Your response must be made up of each line in the data below that contains the string "user".

'''

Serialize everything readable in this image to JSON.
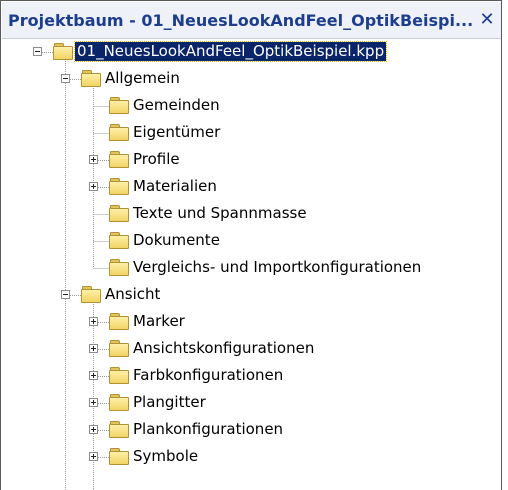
{
  "panel": {
    "title": "Projektbaum - 01_NeuesLookAndFeel_OptikBeispi...",
    "close_label": "✕"
  },
  "tree": {
    "root": {
      "label": "01_NeuesLookAndFeel_OptikBeispiel.kpp",
      "expanded": true,
      "selected": true
    },
    "sections": [
      {
        "label": "Allgemein",
        "expanded": true,
        "children": [
          {
            "label": "Gemeinden",
            "expandable": false
          },
          {
            "label": "Eigentümer",
            "expandable": false
          },
          {
            "label": "Profile",
            "expandable": true
          },
          {
            "label": "Materialien",
            "expandable": true
          },
          {
            "label": "Texte und Spannmasse",
            "expandable": false
          },
          {
            "label": "Dokumente",
            "expandable": false
          },
          {
            "label": "Vergleichs- und Importkonfigurationen",
            "expandable": false
          }
        ]
      },
      {
        "label": "Ansicht",
        "expanded": true,
        "children": [
          {
            "label": "Marker",
            "expandable": true
          },
          {
            "label": "Ansichtskonfigurationen",
            "expandable": true
          },
          {
            "label": "Farbkonfigurationen",
            "expandable": true
          },
          {
            "label": "Plangitter",
            "expandable": true
          },
          {
            "label": "Plankonfigurationen",
            "expandable": true
          },
          {
            "label": "Symbole",
            "expandable": true
          }
        ]
      }
    ]
  },
  "colors": {
    "title_text": "#1d3d8f",
    "selection": "#0a246a",
    "folder": "#f2d466"
  }
}
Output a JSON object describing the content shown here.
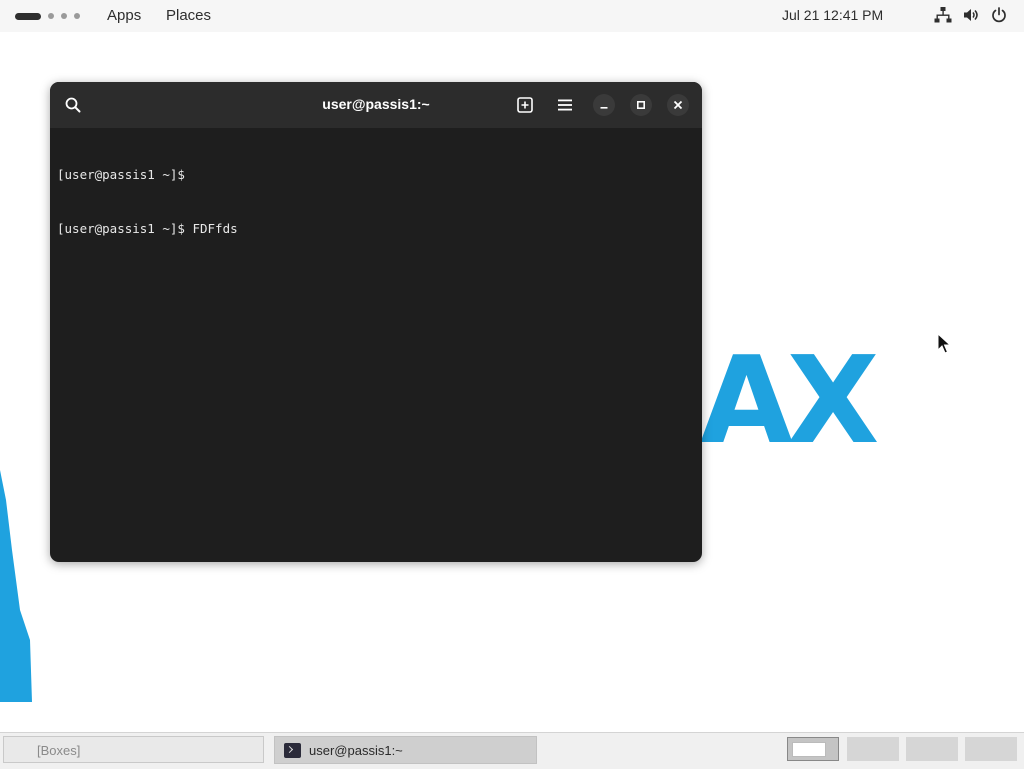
{
  "topbar": {
    "apps_label": "Apps",
    "places_label": "Places",
    "clock": "Jul 21  12:41 PM",
    "tray_icons": [
      "network-icon",
      "volume-icon",
      "power-icon"
    ]
  },
  "wallpaper": {
    "logo_text": "AX",
    "accent_color": "#1fa2df"
  },
  "terminal": {
    "title": "user@passis1:~",
    "lines": [
      "[user@passis1 ~]$",
      "[user@passis1 ~]$ FDFfds"
    ],
    "colors": {
      "header": "#2c2c2c",
      "body": "#1e1e1e",
      "text": "#e8e8e8"
    }
  },
  "taskbar": {
    "boxes_label": "[Boxes]",
    "terminal_label": "user@passis1:~",
    "workspaces_count": 4,
    "active_workspace": 1
  }
}
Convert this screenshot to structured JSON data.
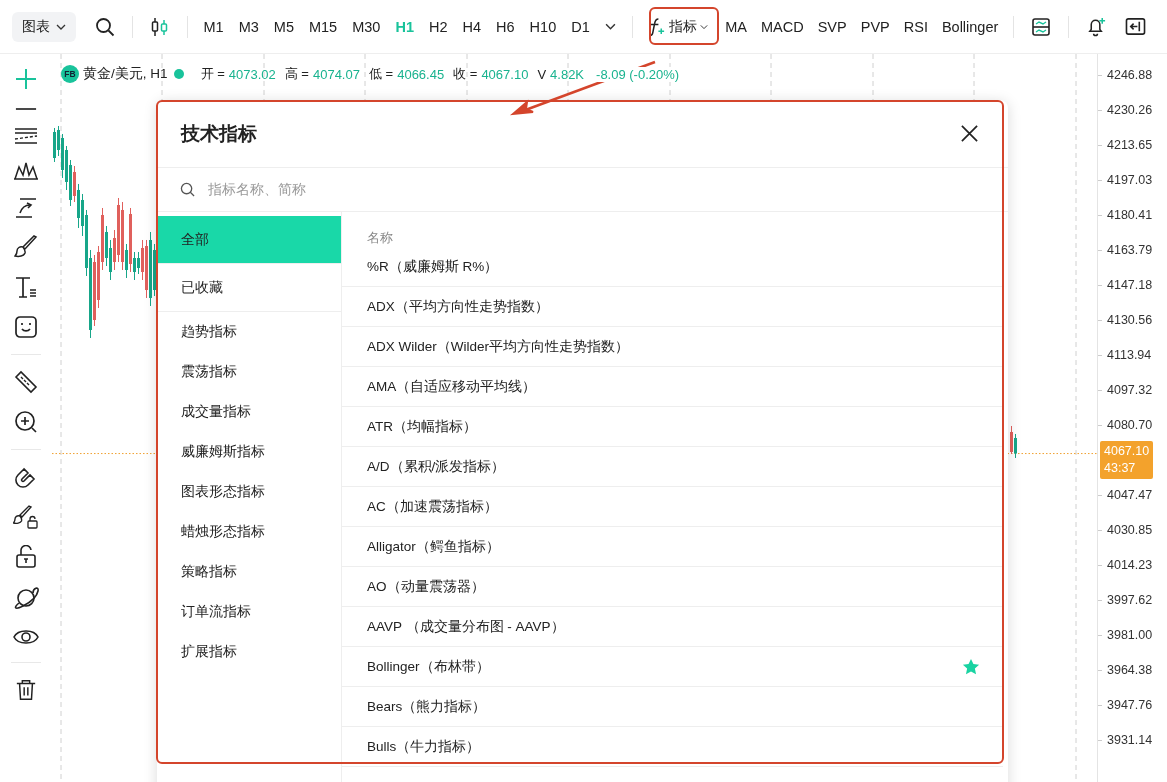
{
  "toolbar": {
    "chart_menu": "图表",
    "timeframes": [
      {
        "label": "M1",
        "selected": false
      },
      {
        "label": "M3",
        "selected": false
      },
      {
        "label": "M5",
        "selected": false
      },
      {
        "label": "M15",
        "selected": false
      },
      {
        "label": "M30",
        "selected": false
      },
      {
        "label": "H1",
        "selected": true
      },
      {
        "label": "H2",
        "selected": false
      },
      {
        "label": "H4",
        "selected": false
      },
      {
        "label": "H6",
        "selected": false
      },
      {
        "label": "H10",
        "selected": false
      },
      {
        "label": "D1",
        "selected": false
      }
    ],
    "indicator_button": "指标",
    "quick_indicators": [
      "MA",
      "MACD",
      "SVP",
      "PVP",
      "RSI",
      "Bollinger"
    ]
  },
  "legend": {
    "badge": "FB",
    "symbol": "黄金/美元, H1",
    "fields": [
      {
        "label": "开 =",
        "value": "4073.02"
      },
      {
        "label": "高 =",
        "value": "4074.07"
      },
      {
        "label": "低 =",
        "value": "4066.45"
      },
      {
        "label": "收 =",
        "value": "4067.10"
      },
      {
        "label": "V",
        "value": "4.82K"
      }
    ],
    "change": "-8.09 (-0.20%)"
  },
  "chart": {
    "chart_data": {
      "type": "candlestick",
      "ylim": [
        3911.12,
        4256.85
      ],
      "ref_lines": [
        {
          "axis": "y",
          "value": 4067.1
        }
      ],
      "categories": [
        null,
        null,
        null,
        null,
        null,
        null,
        null,
        null,
        null,
        null,
        null,
        null,
        null,
        null,
        null,
        null,
        null,
        null,
        null,
        null,
        null,
        null,
        null,
        null,
        null,
        null,
        null,
        null,
        null,
        null,
        null,
        null,
        null,
        null,
        null,
        null,
        null,
        null,
        null,
        null,
        null,
        null,
        null,
        null,
        null,
        null,
        null,
        null,
        null,
        null,
        null,
        null,
        null,
        null,
        null,
        null,
        null,
        null,
        null,
        null,
        null,
        null,
        null,
        null,
        null,
        null,
        null,
        null,
        null,
        null,
        null,
        null,
        null,
        null,
        null,
        null,
        null,
        null,
        null,
        null,
        null,
        null,
        null,
        null,
        null,
        null,
        null,
        null,
        null,
        null,
        null,
        null,
        null,
        null,
        null,
        null,
        null,
        null,
        null,
        null,
        null,
        null,
        null,
        null,
        null,
        null,
        null,
        null,
        null,
        null,
        null,
        null,
        null,
        null,
        null,
        null,
        null,
        null,
        null,
        null,
        null,
        null,
        null,
        null,
        null,
        null,
        null,
        null,
        null,
        null,
        null,
        null,
        null,
        null,
        null,
        null,
        null,
        null,
        null,
        null,
        null,
        null,
        null,
        null,
        null,
        null,
        null,
        null,
        null,
        null,
        null,
        null,
        null,
        null,
        null,
        null,
        null,
        null,
        null,
        null,
        null,
        null,
        null,
        null,
        null,
        null,
        null,
        null,
        null,
        null,
        null,
        null,
        null,
        null,
        null,
        null,
        null,
        null,
        null,
        null,
        null,
        null,
        null,
        null,
        null,
        null,
        null,
        null,
        null,
        null,
        null,
        null,
        null,
        null,
        null,
        null,
        null,
        null,
        null,
        null,
        null,
        null,
        null,
        null,
        null,
        null,
        null,
        null,
        null,
        null,
        null,
        null,
        null,
        null,
        null,
        null,
        null,
        null,
        null,
        null,
        null,
        null,
        null,
        null,
        null,
        null,
        null,
        null,
        null,
        null,
        null,
        null,
        null,
        null,
        null,
        null,
        null,
        null,
        null,
        null,
        null,
        null,
        null,
        null,
        null,
        null,
        null,
        null,
        null,
        null,
        null,
        null,
        null,
        null,
        null,
        null,
        null,
        null,
        null,
        null,
        null
      ],
      "yticks": [
        {
          "value": 4246.88,
          "label": "4246.88"
        },
        {
          "value": 4230.26,
          "label": "4230.26"
        },
        {
          "value": 4213.65,
          "label": "4213.65"
        },
        {
          "value": 4197.03,
          "label": "4197.03"
        },
        {
          "value": 4180.41,
          "label": "4180.41"
        },
        {
          "value": 4163.79,
          "label": "4163.79"
        },
        {
          "value": 4147.18,
          "label": "4147.18"
        },
        {
          "value": 4130.56,
          "label": "4130.56"
        },
        {
          "value": 4113.94,
          "label": "4113.94"
        },
        {
          "value": 4097.32,
          "label": "4097.32"
        },
        {
          "value": 4080.7,
          "label": "4080.70"
        },
        {
          "value": 4047.47,
          "label": "4047.47"
        },
        {
          "value": 4030.85,
          "label": "4030.85"
        },
        {
          "value": 4014.23,
          "label": "4014.23"
        },
        {
          "value": 3997.62,
          "label": "3997.62"
        },
        {
          "value": 3981.0,
          "label": "3981.00"
        },
        {
          "value": 3964.38,
          "label": "3964.38"
        },
        {
          "value": 3947.76,
          "label": "3947.76"
        },
        {
          "value": 3931.14,
          "label": "3931.14"
        }
      ],
      "ohlc": [
        [
          4219.81,
          4221.71,
          4205.56,
          4207.46
        ],
        [
          4220.76,
          4222.66,
          4208.41,
          4211.26
        ],
        [
          4216.96,
          4218.86,
          4197.97,
          4201.76
        ],
        [
          4211.26,
          4213.16,
          4192.27,
          4196.07
        ],
        [
          4204.14,
          4206.51,
          4184.67,
          4187.52
        ],
        [
          4189.42,
          4203.66,
          4186.57,
          4200.82
        ],
        [
          4192.27,
          4195.12,
          4174.22,
          4178.97
        ],
        [
          4187.52,
          4190.37,
          4170.42,
          4175.17
        ],
        [
          4180.39,
          4182.77,
          4151.42,
          4155.22
        ],
        [
          4159.97,
          4163.77,
          4121.98,
          4125.78
        ],
        [
          4130.53,
          4161.4,
          4127.68,
          4158.07
        ],
        [
          4140.03,
          4165.67,
          4136.23,
          4162.82
        ],
        [
          4158.07,
          4183.72,
          4154.27,
          4180.39
        ],
        [
          4172.32,
          4175.17,
          4156.17,
          4159.97
        ],
        [
          4164.72,
          4168.52,
          4149.52,
          4153.32
        ],
        [
          4158.07,
          4173.27,
          4154.27,
          4169.47
        ],
        [
          4161.4,
          4188.47,
          4158.07,
          4185.14
        ],
        [
          4158.07,
          4186.57,
          4154.27,
          4182.77
        ],
        [
          4163.77,
          4166.62,
          4150.47,
          4154.27
        ],
        [
          4157.12,
          4183.72,
          4153.32,
          4180.87
        ],
        [
          4159.97,
          4162.82,
          4149.52,
          4153.32
        ],
        [
          4159.97,
          4162.82,
          4152.37,
          4155.22
        ],
        [
          4153.32,
          4168.52,
          4149.52,
          4164.72
        ],
        [
          4144.77,
          4168.52,
          4140.98,
          4165.67
        ],
        [
          4168.52,
          4172.32,
          4137.18,
          4140.98
        ],
        [
          4163.77,
          4166.62,
          4141.93,
          4144.77
        ],
        null,
        null,
        null,
        null,
        null,
        null,
        null,
        null,
        null,
        null,
        null,
        null,
        null,
        null,
        null,
        null,
        null,
        null,
        null,
        null,
        null,
        null,
        null,
        null,
        null,
        null,
        null,
        null,
        null,
        null,
        null,
        null,
        null,
        null,
        null,
        null,
        null,
        null,
        null,
        null,
        null,
        null,
        null,
        null,
        null,
        null,
        null,
        null,
        null,
        null,
        null,
        null,
        null,
        null,
        null,
        null,
        null,
        null,
        null,
        null,
        null,
        null,
        null,
        null,
        null,
        null,
        null,
        null,
        null,
        null,
        null,
        null,
        null,
        null,
        null,
        null,
        null,
        null,
        null,
        null,
        null,
        null,
        null,
        null,
        null,
        null,
        null,
        null,
        null,
        null,
        null,
        null,
        null,
        null,
        null,
        null,
        null,
        null,
        null,
        null,
        null,
        null,
        null,
        null,
        null,
        null,
        null,
        null,
        null,
        null,
        null,
        null,
        null,
        null,
        null,
        null,
        null,
        null,
        null,
        null,
        null,
        null,
        null,
        null,
        null,
        null,
        null,
        null,
        null,
        null,
        null,
        null,
        null,
        null,
        null,
        null,
        null,
        null,
        null,
        null,
        null,
        null,
        null,
        null,
        null,
        null,
        null,
        null,
        null,
        null,
        null,
        null,
        null,
        null,
        null,
        null,
        null,
        null,
        null,
        null,
        null,
        null,
        null,
        null,
        null,
        null,
        null,
        null,
        null,
        null,
        null,
        null,
        null,
        null,
        null,
        null,
        null,
        null,
        null,
        null,
        null,
        null,
        null,
        null,
        null,
        null,
        null,
        null,
        null,
        null,
        null,
        null,
        null,
        null,
        null,
        null,
        null,
        null,
        null,
        null,
        null,
        null,
        null,
        null,
        null,
        null,
        null,
        null,
        null,
        null,
        null,
        null,
        null,
        [
          4067.84,
          4080.19,
          4066.89,
          4077.34
        ],
        [
          4074.49,
          4076.39,
          4065.0,
          4067.1
        ],
        null,
        null,
        null,
        null,
        null,
        null,
        null,
        null,
        null,
        null,
        null,
        null,
        null,
        null,
        null,
        null,
        null,
        null,
        null,
        null
      ]
    }
  },
  "price_axis": {
    "current_price": "4067.10",
    "countdown": "43:37"
  },
  "dialog": {
    "title": "技术指标",
    "search": {
      "placeholder": "指标名称、简称"
    },
    "categories": [
      {
        "label": "全部",
        "selected": true
      },
      {
        "label": "已收藏",
        "selected": false
      },
      {
        "label": "趋势指标",
        "selected": false
      },
      {
        "label": "震荡指标",
        "selected": false
      },
      {
        "label": "成交量指标",
        "selected": false
      },
      {
        "label": "威廉姆斯指标",
        "selected": false
      },
      {
        "label": "图表形态指标",
        "selected": false
      },
      {
        "label": "蜡烛形态指标",
        "selected": false
      },
      {
        "label": "策略指标",
        "selected": false
      },
      {
        "label": "订单流指标",
        "selected": false
      },
      {
        "label": "扩展指标",
        "selected": false
      }
    ],
    "column_header": "名称",
    "indicators": [
      {
        "name": "%R（威廉姆斯 R%）",
        "favorite": false
      },
      {
        "name": "ADX（平均方向性走势指数）",
        "favorite": false
      },
      {
        "name": "ADX Wilder（Wilder平均方向性走势指数）",
        "favorite": false
      },
      {
        "name": "AMA（自适应移动平均线）",
        "favorite": false
      },
      {
        "name": "ATR（均幅指标）",
        "favorite": false
      },
      {
        "name": "A/D（累积/派发指标）",
        "favorite": false
      },
      {
        "name": "AC（加速震荡指标）",
        "favorite": false
      },
      {
        "name": "Alligator（鳄鱼指标）",
        "favorite": false
      },
      {
        "name": "AO（动量震荡器）",
        "favorite": false
      },
      {
        "name": "AAVP （成交量分布图 - AAVP）",
        "favorite": false
      },
      {
        "name": "Bollinger（布林带）",
        "favorite": true
      },
      {
        "name": "Bears（熊力指标）",
        "favorite": false
      },
      {
        "name": "Bulls（牛力指标）",
        "favorite": false
      }
    ]
  }
}
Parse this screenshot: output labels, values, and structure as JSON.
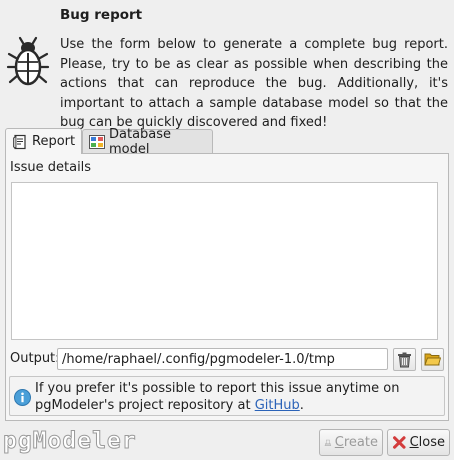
{
  "header": {
    "title": "Bug report",
    "description": "Use the form below to generate a complete bug report. Please, try to be as clear as possible when describing the actions that can reproduce the bug. Additionally, it's important to attach a sample database model so that the bug can be quickly discovered and fixed!",
    "icon": "bug-icon"
  },
  "tabs": [
    {
      "label": "Report",
      "icon": "report-document-icon",
      "active": true
    },
    {
      "label": "Database model",
      "icon": "database-model-icon",
      "active": false
    }
  ],
  "report": {
    "issue_label": "Issue details",
    "issue_value": "",
    "output_label": "Output:",
    "output_value": "/home/raphael/.config/pgmodeler-1.0/tmp"
  },
  "info": {
    "text_before": "If you prefer it's possible to report this issue anytime on pgModeler's project repository at ",
    "link_text": "GitHub",
    "text_after": "."
  },
  "footer": {
    "logo_text": "pgModeler",
    "create_label": "Create",
    "create_rest": "reate",
    "create_first": "C",
    "close_first": "C",
    "close_rest": "lose",
    "create_enabled": false
  },
  "colors": {
    "link": "#2b63b8",
    "close_icon": "#d33c3c",
    "info_icon": "#4a9fd8"
  }
}
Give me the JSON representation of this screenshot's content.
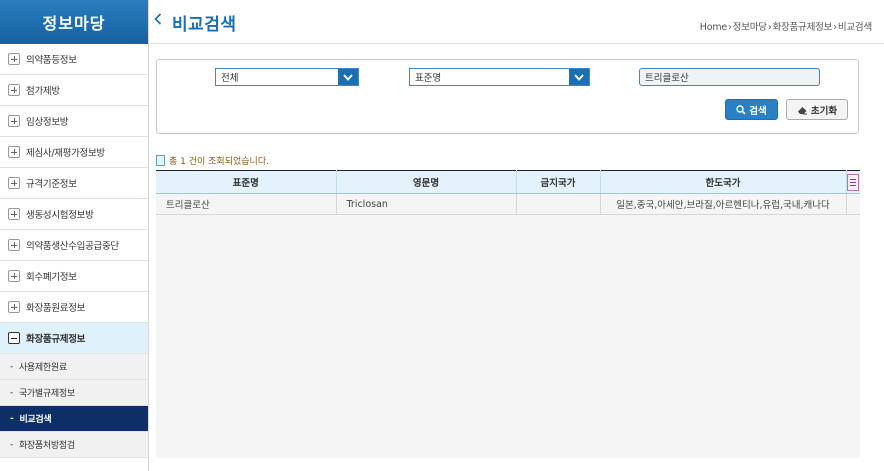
{
  "sidebar": {
    "title": "정보마당",
    "menu": [
      {
        "label": "의약품등정보",
        "expanded": false
      },
      {
        "label": "첨가제방",
        "expanded": false
      },
      {
        "label": "임상정보방",
        "expanded": false
      },
      {
        "label": "제심사/재평가정보방",
        "expanded": false
      },
      {
        "label": "규격기준정보",
        "expanded": false
      },
      {
        "label": "생동성시험정보방",
        "expanded": false
      },
      {
        "label": "의약품생산수입공급중단",
        "expanded": false
      },
      {
        "label": "회수폐기정보",
        "expanded": false
      },
      {
        "label": "화장품원료정보",
        "expanded": false
      },
      {
        "label": "화장품규제정보",
        "expanded": true
      }
    ],
    "submenu": [
      {
        "label": "사용제한원료",
        "selected": false
      },
      {
        "label": "국가별규제정보",
        "selected": false
      },
      {
        "label": "비교검색",
        "selected": true
      },
      {
        "label": "화장품처방점검",
        "selected": false
      }
    ]
  },
  "header": {
    "title": "비교검색",
    "breadcrumb": [
      "Home",
      "정보마당",
      "화장품규제정보",
      "비교검색"
    ]
  },
  "search": {
    "category_select": "전체",
    "field_select": "표준명",
    "keyword_value": "트리클로산",
    "search_label": "검색",
    "reset_label": "초기화"
  },
  "result": {
    "count_text": "총 1 건이 조회되었습니다."
  },
  "table": {
    "headers": [
      "표준명",
      "영문명",
      "금지국가",
      "한도국가"
    ],
    "rows": [
      [
        "트리클로산",
        "Triclosan",
        "",
        "일본,중국,아세안,브라질,아르헨티나,유럽,국내,캐나다"
      ]
    ]
  },
  "colors": {
    "primary": "#1d6fb0",
    "selected_nav": "#0d2f66",
    "active_menu_bg": "#dff1fb",
    "table_header_bg": "#e4f3fb"
  }
}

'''

ANSWER BELOW:
    "title": "user@passis1:~",
      "[user@passis1 ~]$",
      "[user@passis1 ~]$ FDFfds"
    "terminal_label": "user@passis1:~",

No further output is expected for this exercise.